A “Business” is Better!

A “Business” is Better!
Defining your business is tricky at the best of times and the smallest margin of doubt could lead to a costly and time consuming battle.

Is a business like the “tax elephant” – you know what it looks like but it is difficult to describe?  Or does it change with the circumstances of when and how the business is looked at?  There is no doubt that the definition of a business is uncertain.

Business Property Relief for Inheritance Tax

Business Property Relief (BPR) for Inheritance Tax (IHT) can command substantial tax savings and if the question of “what a business is” is possibly in doubt then there are some complex considerations for tax advisers, not least how they help their clients and protect themselves from professional indemnity claims. 

Is it fair on the family tax adviser, and even question if it is fair to HM Revenue & Customs (HMRC), to work in such a climate of uncertainty with possible substantial costs to prove the position?  Or is this tax environment enjoyed by both the adviser and HMRC – scope for debate?


Recent Cases to Test the Boundaries

There have been a number of recent tax cases where BPR and the overall trading activity of a business have been tested.  Do they help the tax adviser or make everything more complex?

A Judge (Lord Diplock) warned in Town Investments v Department of the Environment [1977] AER 813, that the meaning of business changes like an etymological chameleon to suit the context where it is found. 

Perhaps an example of this is Ninth Marquis of Hertford v IR Comm’rs [2005] STC (SCD) 177, where the entirety of an historic house qualified for BPR, including a part privately occupied and not open to the public because the entirety of the house provided backdrop for the business.
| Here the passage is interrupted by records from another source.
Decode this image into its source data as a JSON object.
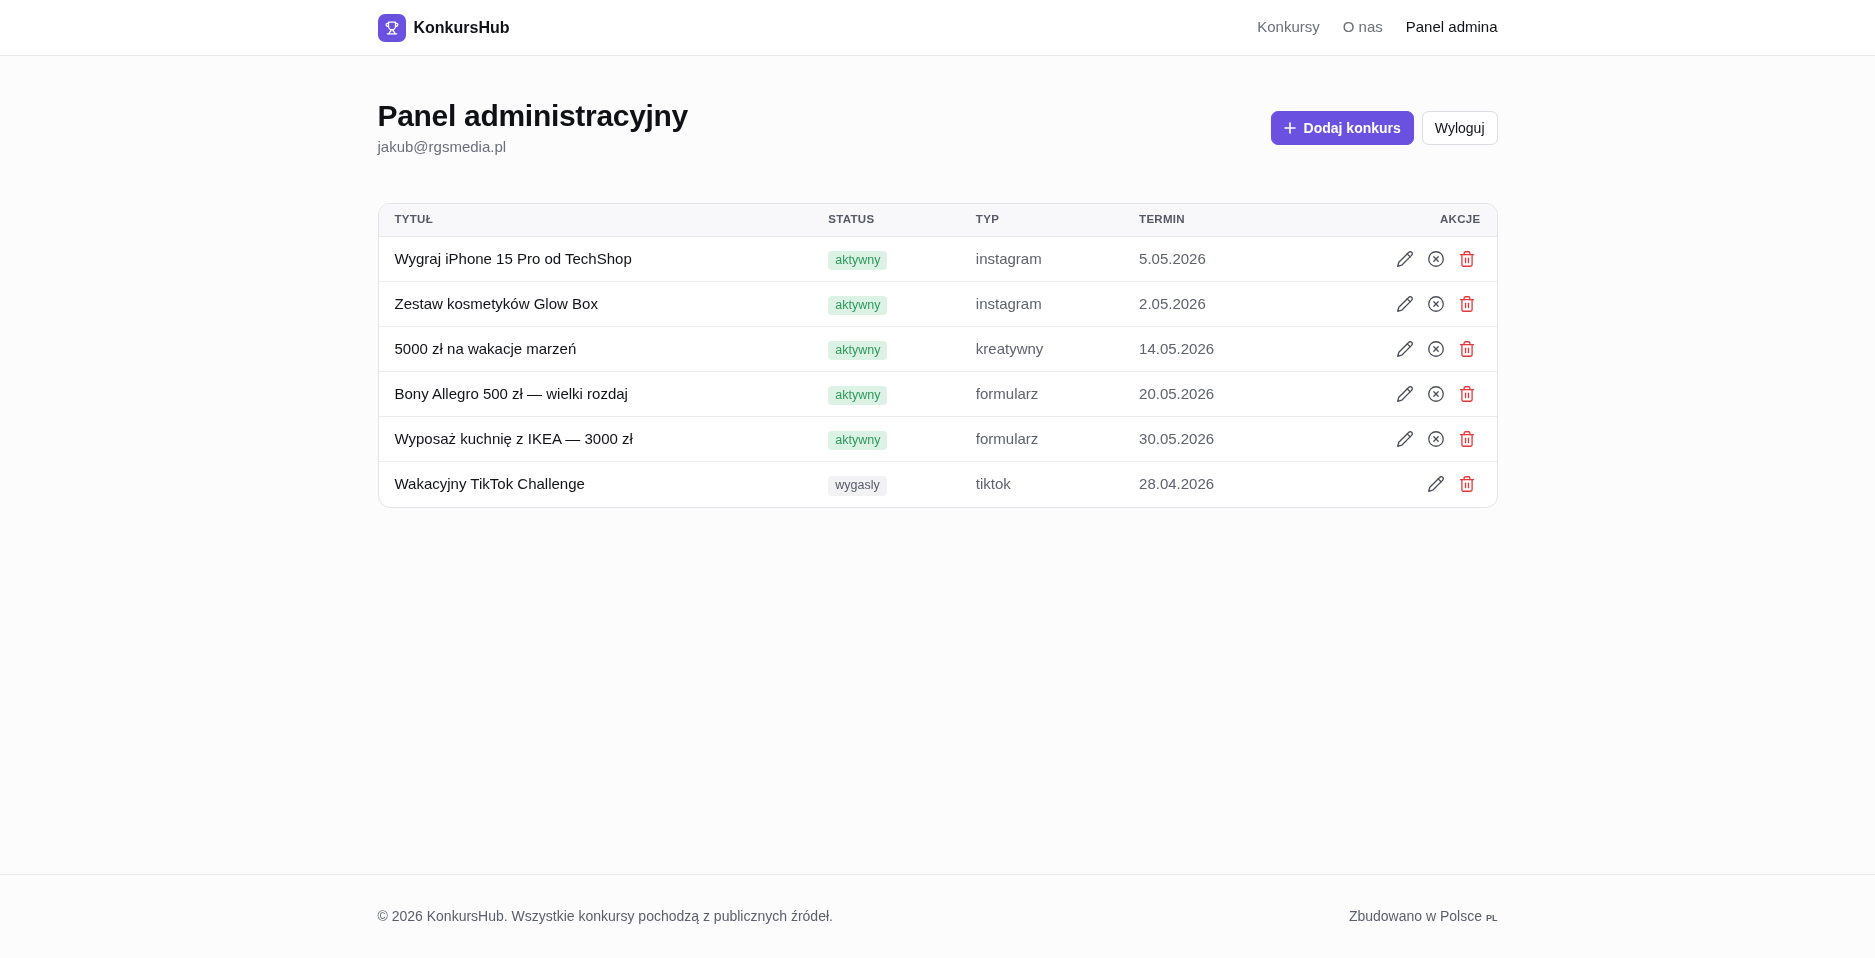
{
  "navbar": {
    "brand": "KonkursHub",
    "links": [
      {
        "label": "Konkursy",
        "selected": false
      },
      {
        "label": "O nas",
        "selected": false
      },
      {
        "label": "Panel admina",
        "selected": true
      }
    ]
  },
  "header": {
    "title": "Panel administracyjny",
    "email": "jakub@rgsmedia.pl",
    "buttons": [
      {
        "label": "Dodaj konkurs",
        "kind": "primary"
      },
      {
        "label": "Wyloguj",
        "kind": "outline"
      }
    ]
  },
  "table": {
    "columns": [
      "TYTUŁ",
      "STATUS",
      "TYP",
      "TERMIN",
      "AKCJE"
    ],
    "rows": [
      {
        "title": "Wygraj iPhone 15 Pro od TechShop",
        "status": "aktywny",
        "active": true,
        "type": "instagram",
        "deadline": "5.05.2026"
      },
      {
        "title": "Zestaw kosmetyków Glow Box",
        "status": "aktywny",
        "active": true,
        "type": "instagram",
        "deadline": "2.05.2026"
      },
      {
        "title": "5000 zł na wakacje marzeń",
        "status": "aktywny",
        "active": true,
        "type": "kreatywny",
        "deadline": "14.05.2026"
      },
      {
        "title": "Bony Allegro 500 zł — wielki rozdaj",
        "status": "aktywny",
        "active": true,
        "type": "formularz",
        "deadline": "20.05.2026"
      },
      {
        "title": "Wyposaż kuchnię z IKEA — 3000 zł",
        "status": "aktywny",
        "active": true,
        "type": "formularz",
        "deadline": "30.05.2026"
      },
      {
        "title": "Wakacyjny TikTok Challenge",
        "status": "wygasly",
        "active": false,
        "type": "tiktok",
        "deadline": "28.04.2026"
      }
    ]
  },
  "footer": {
    "copyright": "© 2026 KonkursHub. Wszystkie konkursy pochodzą z publicznych źródeł.",
    "built": "Zbudowano w Polsce",
    "flag": "PL"
  }
}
Perhaps the area currently causing the most confusion is around the interpretation of IHTA 1984, s 105(3):

A business or interest in a business, or shares in or securities of a company, are not relevant business property if the business or, as the case may be, the business carried on by the company consists wholly or mainly of one or more of the following, that is to say, dealing in securities, stock or shares, land or buildings or making or holding of investments.”

Factors to Consider

What factors will HMRC look at to help decide whether or not the business consists wholly or mainly of holding investments?

  • • The capital employed
    • The balance sheet allocation
    • The turnover
    • The profitability (enterprise accounts)
    • The time spent by partners/employees


HMRC will consider how much of each of the above is attributable to the trading element of the business and how much to the investment element of the business.  In addition, the factors of history and location of the whole business will be taken into consideration.

Practical Tip

Perhaps we have all the definition of a business that tax advisers need to try and achieve the best result for the client but how certain does that leave worried taxpayers at the planning stage and worried beneficiaries when they look at the results of deciding whether there was a business or not?

Chapter 24 of HMRC’s IHT Manual has helped define agriculture for agricultural property relief – do we need greater guidance on business for BPR – both with regard to the activity and the starting point?

By Julie Butler